- And George, bless him (sigh!), George is not a patient man. He’s on the phone with our PCS Help Desk lickety-split the moment there’s a glitch, and no, he does not read the FAQs we post on our website to walk him over that speed bump.
- In live training, the Georges of the world are my favorites in class. They have so much skill and wisdom to share; you just need to find a way to get in there and inspire that act of sharing. (That’s where the magic is.)
- The long-time safety professional who, like me, has had a really tough time embracing e-learning for safety.
- The one who believes, deep in their soul, that the way of connecting with PeoplePeoplePeople is to stand in the same space with them, boots on the ground, and walk through a problem with the people who face the risk every day.
- Who wants to do every safety training session in person, but due to Covid, and the failure of cloning technology to have them in six places at one time (plus a family that has some expectation for their presence at home) is reluctantly considering e-learning.
- The safety trainer who is persnickety about talking about case studies and real life risk-based scenarios and making sure that safety training teaches employees to make good choices out on the project and not just a bunch of regulatory mumbo-jumbo.
- These are my peeps.

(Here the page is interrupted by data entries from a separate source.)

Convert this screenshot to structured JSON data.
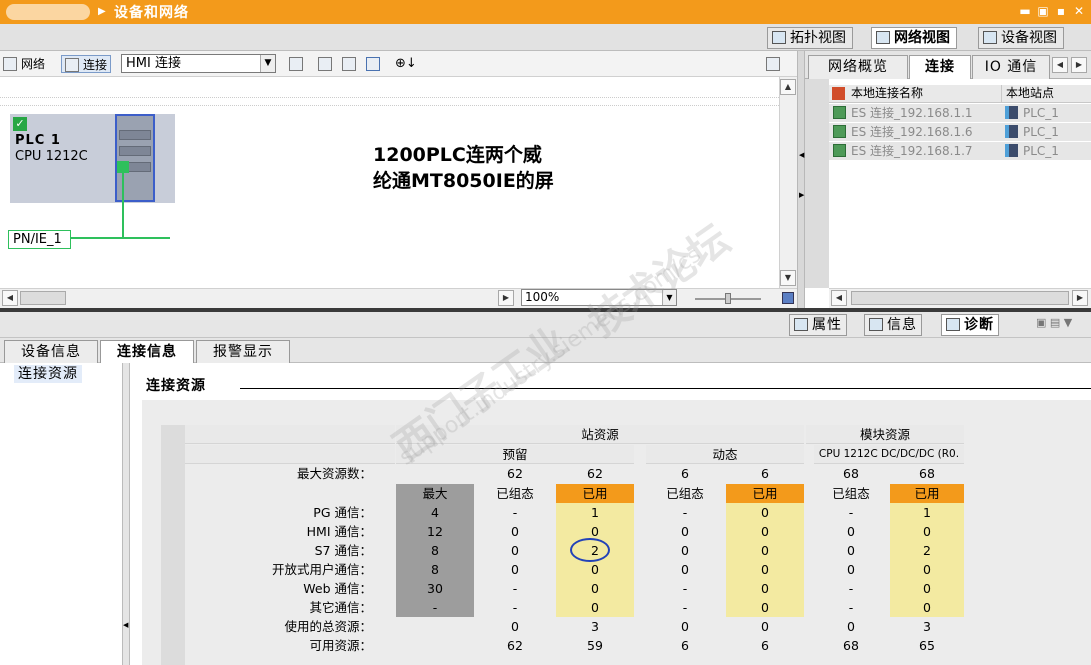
{
  "titlebar": {
    "breadcrumb": "设备和网络",
    "btn_min": "▬",
    "btn_restore": "▣",
    "btn_dock": "▪",
    "btn_close": "✕"
  },
  "views": [
    {
      "label": "拓扑视图",
      "active": false
    },
    {
      "label": "网络视图",
      "active": true
    },
    {
      "label": "设备视图",
      "active": false
    }
  ],
  "toolbar": {
    "network_label": "网络",
    "connect_label": "连接",
    "connection_type": "HMI 连接"
  },
  "device": {
    "name": "PLC_1",
    "name_display": "PLC 1",
    "cpu": "CPU 1212C",
    "subnet": "PN/IE_1"
  },
  "annotation": {
    "line1": "1200PLC连两个威",
    "line2": "纶通MT8050IE的屏"
  },
  "zoom": "100%",
  "right_panel": {
    "tabs": [
      {
        "label": "网络概览",
        "active": false
      },
      {
        "label": "连接",
        "active": true
      },
      {
        "label": "IO 通信",
        "active": false
      }
    ],
    "col_name": "本地连接名称",
    "col_station": "本地站点",
    "rows": [
      {
        "name": "ES 连接_192.168.1.1",
        "station": "PLC_1"
      },
      {
        "name": "ES 连接_192.168.1.6",
        "station": "PLC_1"
      },
      {
        "name": "ES 连接_192.168.1.7",
        "station": "PLC_1"
      }
    ]
  },
  "inspector": {
    "tabs": [
      {
        "label": "属性",
        "active": false
      },
      {
        "label": "信息",
        "active": false
      },
      {
        "label": "诊断",
        "active": true
      }
    ]
  },
  "subtabs": [
    {
      "label": "设备信息",
      "active": false
    },
    {
      "label": "连接信息",
      "active": true
    },
    {
      "label": "报警显示",
      "active": false
    }
  ],
  "nav_item": "连接资源",
  "section_title": "连接资源",
  "resources": {
    "station_header": "站资源",
    "module_header": "模块资源",
    "reserved_header": "预留",
    "dynamic_header": "动态",
    "module_name": "CPU 1212C DC/DC/DC (R0.",
    "max_label": "最大资源数：",
    "max_values": [
      "62",
      "62",
      "6",
      "6",
      "68",
      "68"
    ],
    "sub_headers": [
      "最大",
      "已组态",
      "已用",
      "已组态",
      "已用",
      "已组态",
      "已用"
    ],
    "rows": [
      {
        "label": "PG 通信：",
        "values": [
          "4",
          "-",
          "1",
          "-",
          "0",
          "-",
          "1"
        ]
      },
      {
        "label": "HMI 通信：",
        "values": [
          "12",
          "0",
          "0",
          "0",
          "0",
          "0",
          "0"
        ]
      },
      {
        "label": "S7 通信：",
        "values": [
          "8",
          "0",
          "2",
          "0",
          "0",
          "0",
          "2"
        ]
      },
      {
        "label": "开放式用户通信：",
        "values": [
          "8",
          "0",
          "0",
          "0",
          "0",
          "0",
          "0"
        ]
      },
      {
        "label": "Web 通信：",
        "values": [
          "30",
          "-",
          "0",
          "-",
          "0",
          "-",
          "0"
        ]
      },
      {
        "label": "其它通信：",
        "values": [
          "-",
          "-",
          "0",
          "-",
          "0",
          "-",
          "0"
        ]
      },
      {
        "label": "使用的总资源：",
        "values": [
          "",
          "0",
          "3",
          "0",
          "0",
          "0",
          "3"
        ]
      },
      {
        "label": "可用资源：",
        "values": [
          "",
          "62",
          "59",
          "6",
          "6",
          "68",
          "65"
        ]
      }
    ]
  },
  "watermark": {
    "line1": "西门子工业",
    "line2": "技术论坛",
    "line3": "support.industry.siemens.com/cs"
  },
  "colors": {
    "accent": "#f39a1b",
    "used_cell": "#f3eaa1",
    "max_cell": "#9d9d9d",
    "link_green": "#2ec05c"
  }
}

I have at least one very large client who forgets, because of the business I own, that I am ‘one of them’ — until we get deeply into the weeds on a technical question about a lockout-tagout scenario; then they remember. For me, it’s like re-finding an old yoga pose to have those rumbles; a little creaky at first and then it all comes back — it’s like a deep exhale into knowing that’s buried deep.

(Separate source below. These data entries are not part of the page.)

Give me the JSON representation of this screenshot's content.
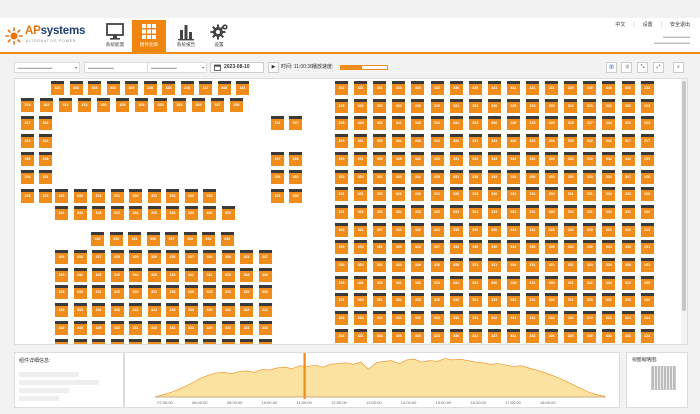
{
  "header": {
    "logo": {
      "name_a": "AP",
      "name_b": "systems",
      "sub": "ALTERNATIVE POWER"
    },
    "nav": [
      {
        "label": "系统能量",
        "icon": "monitor-icon"
      },
      {
        "label": "组件功率",
        "icon": "grid-icon"
      },
      {
        "label": "系统报告",
        "icon": "bar-chart-icon"
      },
      {
        "label": "设置",
        "icon": "gear-icon"
      }
    ],
    "top_links": [
      "中文",
      "设置",
      "安全退出"
    ]
  },
  "toolbar": {
    "date": "2023-08-10",
    "time_label": "时间:",
    "time_value": "11:00:36",
    "speed_label": "播放速度:",
    "speed_level": 0.45,
    "btn_icons": [
      "play-icon",
      "chart-toggle-icon",
      "shuffle-icon",
      "compress-icon",
      "expand-icon",
      "search-icon"
    ]
  },
  "array": {
    "left_groups": [
      {
        "rows": [
          [
            "323",
            "333",
            "333",
            "331",
            "329",
            "338",
            "328",
            "316",
            "317",
            "338",
            "331"
          ],
          [
            "324",
            "322",
            "313",
            "313",
            "330",
            "325",
            "328",
            "325",
            "333",
            "320",
            "337",
            "330"
          ],
          [
            "327",
            "332",
            "",
            "",
            "",
            "",
            "",
            "",
            "",
            "",
            "331",
            "337"
          ],
          [
            "324",
            "322",
            "",
            "",
            "",
            "",
            "",
            "",
            "",
            "",
            "",
            ""
          ],
          [
            "326",
            "328",
            "",
            "",
            "",
            "",
            "",
            "",
            "",
            "",
            "337",
            "336"
          ],
          [
            "326",
            "331",
            "",
            "",
            "",
            "",
            "",
            "",
            "",
            "",
            "326",
            "332"
          ],
          [
            "325",
            "326",
            "340",
            "333",
            "333",
            "331",
            "330",
            "332",
            "333",
            "333",
            "333",
            "326",
            "335"
          ],
          [
            "",
            "",
            "341",
            "333",
            "328",
            "332",
            "332",
            "330",
            "332",
            "333",
            "330",
            "330",
            ""
          ]
        ]
      }
    ],
    "left_lower": [
      [
        "333",
        "333",
        "331",
        "330",
        "337",
        "333",
        "332",
        "333"
      ],
      [
        "326",
        "333",
        "327",
        "335",
        "329",
        "330",
        "326",
        "327",
        "330",
        "330",
        "331",
        "337"
      ],
      [
        "333",
        "332",
        "342",
        "340",
        "332",
        "336",
        "332",
        "322",
        "331",
        "333",
        "338",
        "332"
      ],
      [
        "333",
        "333",
        "331",
        "330",
        "333",
        "332",
        "338",
        "335",
        "328",
        "333",
        "332",
        "332"
      ],
      [
        "333",
        "333",
        "332",
        "336",
        "333",
        "324",
        "335",
        "336",
        "330",
        "331",
        "333",
        "331"
      ],
      [
        "332",
        "330",
        "328",
        "332",
        "331",
        "332",
        "331",
        "333",
        "329",
        "322",
        "331",
        "333"
      ],
      [
        "333",
        "331",
        "326",
        "329",
        "333",
        "330",
        "333",
        "332",
        "333",
        "331",
        "325",
        "339"
      ],
      [
        "333",
        "331",
        "339",
        "337",
        "335",
        "330",
        "336",
        "332",
        "330",
        "330",
        "331",
        "336"
      ]
    ],
    "right": [
      [
        "322",
        "331",
        "331",
        "333",
        "330",
        "332",
        "330",
        "329",
        "341",
        "331",
        "321",
        "321",
        "329",
        "330",
        "340",
        "332",
        "333"
      ],
      [
        "329",
        "332",
        "333",
        "332",
        "330",
        "326",
        "331",
        "332",
        "326",
        "335",
        "333",
        "335",
        "324",
        "333",
        "331",
        "332",
        "323"
      ],
      [
        "329",
        "323",
        "332",
        "341",
        "333",
        "332",
        "331",
        "333",
        "336",
        "330",
        "333",
        "329",
        "329",
        "327",
        "333",
        "331",
        "323"
      ],
      [
        "329",
        "331",
        "330",
        "332",
        "333",
        "322",
        "332",
        "331",
        "333",
        "330",
        "332",
        "333",
        "335",
        "332",
        "333",
        "317",
        "317"
      ],
      [
        "330",
        "331",
        "330",
        "335",
        "333",
        "333",
        "331",
        "333",
        "333",
        "332",
        "331",
        "330",
        "333",
        "333",
        "332",
        "342",
        "333"
      ],
      [
        "332",
        "333",
        "331",
        "330",
        "331",
        "335",
        "331",
        "338",
        "333",
        "333",
        "330",
        "333",
        "330",
        "333",
        "331",
        "337",
        "328"
      ],
      [
        "331",
        "331",
        "333",
        "326",
        "330",
        "331",
        "330",
        "333",
        "326",
        "333",
        "331",
        "330",
        "331",
        "331",
        "332",
        "333",
        "328"
      ],
      [
        "331",
        "321",
        "332",
        "331",
        "333",
        "333",
        "333",
        "331",
        "333",
        "333",
        "331",
        "330",
        "333",
        "331",
        "332",
        "331",
        "332"
      ],
      [
        "325",
        "331",
        "337",
        "333",
        "332",
        "331",
        "335",
        "330",
        "330",
        "333",
        "331",
        "333",
        "333",
        "333",
        "333",
        "322",
        "313"
      ],
      [
        "333",
        "333",
        "331",
        "330",
        "328",
        "337",
        "333",
        "330",
        "330",
        "331",
        "330",
        "335",
        "333",
        "330",
        "333",
        "333",
        "331"
      ],
      [
        "330",
        "333",
        "331",
        "332",
        "330",
        "326",
        "335",
        "331",
        "331",
        "334",
        "331",
        "321",
        "331",
        "323",
        "330",
        "330",
        "331"
      ],
      [
        "333",
        "331",
        "333",
        "331",
        "331",
        "333",
        "331",
        "331",
        "330",
        "338",
        "331",
        "330",
        "331",
        "332",
        "333",
        "322",
        "335"
      ],
      [
        "331",
        "333",
        "331",
        "331",
        "333",
        "336",
        "332",
        "331",
        "333",
        "333",
        "331",
        "332",
        "331",
        "330",
        "331",
        "333",
        "332"
      ],
      [
        "328",
        "334",
        "332",
        "333",
        "331",
        "333",
        "330",
        "333",
        "332",
        "331",
        "331",
        "334",
        "330",
        "322",
        "332",
        "324",
        "334"
      ],
      [
        "324",
        "331",
        "334",
        "330",
        "330",
        "323",
        "330",
        "331",
        "337",
        "331",
        "332",
        "326",
        "320",
        "330",
        "332",
        "331",
        "324"
      ]
    ]
  },
  "info": {
    "title": "组件详细信息:"
  },
  "chart_data": {
    "type": "area",
    "x_labels": [
      "07:00:00",
      "08:00:00",
      "09:00:00",
      "10:00:00",
      "11:00:00",
      "12:00:00",
      "13:00:00",
      "14:00:00",
      "15:00:00",
      "16:00:00",
      "17:00:00",
      "18:00:00"
    ],
    "current_time": "11:00:36",
    "fill_color": "#fbe2a0",
    "line_color": "#f08c1a",
    "values": [
      0,
      3,
      6,
      10,
      15,
      20,
      26,
      30,
      33,
      34,
      32,
      35,
      36,
      34,
      38,
      37,
      40,
      41,
      39,
      43,
      42,
      44,
      41,
      45,
      46,
      47,
      45,
      48,
      38,
      47,
      49,
      50,
      46,
      51,
      52,
      48,
      50,
      49,
      53,
      51,
      52,
      50,
      48,
      47,
      45,
      46,
      44,
      42,
      43,
      40,
      37,
      34,
      30,
      26,
      21,
      16,
      11,
      6,
      3,
      1
    ]
  },
  "thumbnail": {
    "title": "视图缩略图:"
  }
}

And this is not to say that all of our users and all of the safety professionals in our client pool are non-techy or anti e-learning. Not by a long shot. But those folks, those folks who embrace e-learning — they are an easy sell. Their reaction is much closer to “this is what I’ve been waiting for — lemme at it!”
It is George, who rolls his eyes the moment we mention a web-based course, and the safety professionals like me with a paper calendar and a flip chart in a training room, and old-school boots-on-the-ground values who take a little more convincing.

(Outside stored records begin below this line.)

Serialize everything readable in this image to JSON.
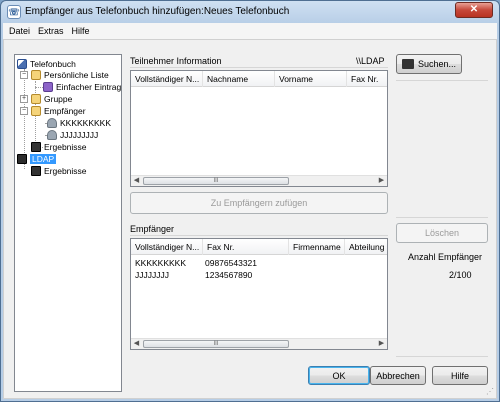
{
  "window": {
    "title": "Empfänger aus Telefonbuch hinzufügen:Neues Telefonbuch",
    "close_glyph": "✕"
  },
  "menu": [
    "Datei",
    "Extras",
    "Hilfe"
  ],
  "tree": {
    "root": "Telefonbuch",
    "personal_list": "Persönliche Liste",
    "simple_entry": "Einfacher Eintrag",
    "group": "Gruppe",
    "recipients": "Empfänger",
    "person1": "KKKKKKKKK",
    "person2": "JJJJJJJJJ",
    "results1": "Ergebnisse",
    "ldap": "LDAP",
    "results2": "Ergebnisse",
    "expand_glyph": "+",
    "collapse_glyph": "−"
  },
  "participant": {
    "label": "Teilnehmer Information",
    "ldap_path": "\\\\LDAP",
    "columns": [
      "Vollständiger N...",
      "Nachname",
      "Vorname",
      "Fax Nr."
    ],
    "rows": []
  },
  "buttons": {
    "search": "Suchen...",
    "add_to_recipients": "Zu Empfängern zufügen",
    "delete": "Löschen",
    "ok": "OK",
    "cancel": "Abbrechen",
    "help": "Hilfe"
  },
  "recipients": {
    "label": "Empfänger",
    "columns": [
      "Vollständiger N...",
      "Fax Nr.",
      "Firmenname",
      "Abteilung"
    ],
    "rows": [
      {
        "name": "KKKKKKKKK",
        "fax": "09876543321"
      },
      {
        "name": "JJJJJJJJ",
        "fax": "1234567890"
      }
    ],
    "count_label": "Anzahl Empfänger",
    "count_value": "2/100"
  },
  "scroll": {
    "left": "◀",
    "right": "▶",
    "thumb_grip": "III"
  },
  "icons": {
    "window": "phonebook-icon",
    "search": "binoculars-icon"
  }
}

That, that is my role.
The bridge between George and our course, and that safety professional and my PCS Team of tech savvy e-learning designers and developers and my LMS (learning management system) puzzle solvers.
I still apologize, sometimes, for my lack of tech understanding when we meet to rumble over some question, some problem to solve.
“Can you explain this one to me like I’m a fourth grader?” (They do, patiently, some more patiently than others.)
“Here, let me give you the scenario and then let’s talk about the options, because I haven’t the foggiest clue how to solve this one.”
One of my personal favorites was from a call with Stephanie. We do weekly reviews of all of our Help Desk calls, figuring out how we can solve problems, make sure we don’t have any tech glitches at our end to resolve. Stephanie and I were talking, again, about making sure that the Georges of the world, as well as the more tech savvy souls, got the correct link to login to their required training.
Stephanie: “Oh, I’ll just make a QR code for the sign we post.”
Patti with the Paper Calendar (having only recently discovered QR codes due to Covid restaurant menu restrictions) with incredulous tone in her voice:
“You’ll do what?“
Stephanie (laughing): “Sure, it will take me less than an hour and we’ll put it on the sign we ask the clients to post.”
Patti (giddy with power and in awe of technology): “Yes, yes, let’s do that!”
And Stephanie did it. It was like magic.
Not gonna lie. I immediately went on Facebook to brag.
Not gonna lie. Some of my Facebook friends had to ask what a QR code was.
I explained it very very slowly, being more than a bit of a George myself.
Yes, that’s me, your average 54-year-old super hip tech business owner, reporting for duty!
We’ve found the magic in the in-between.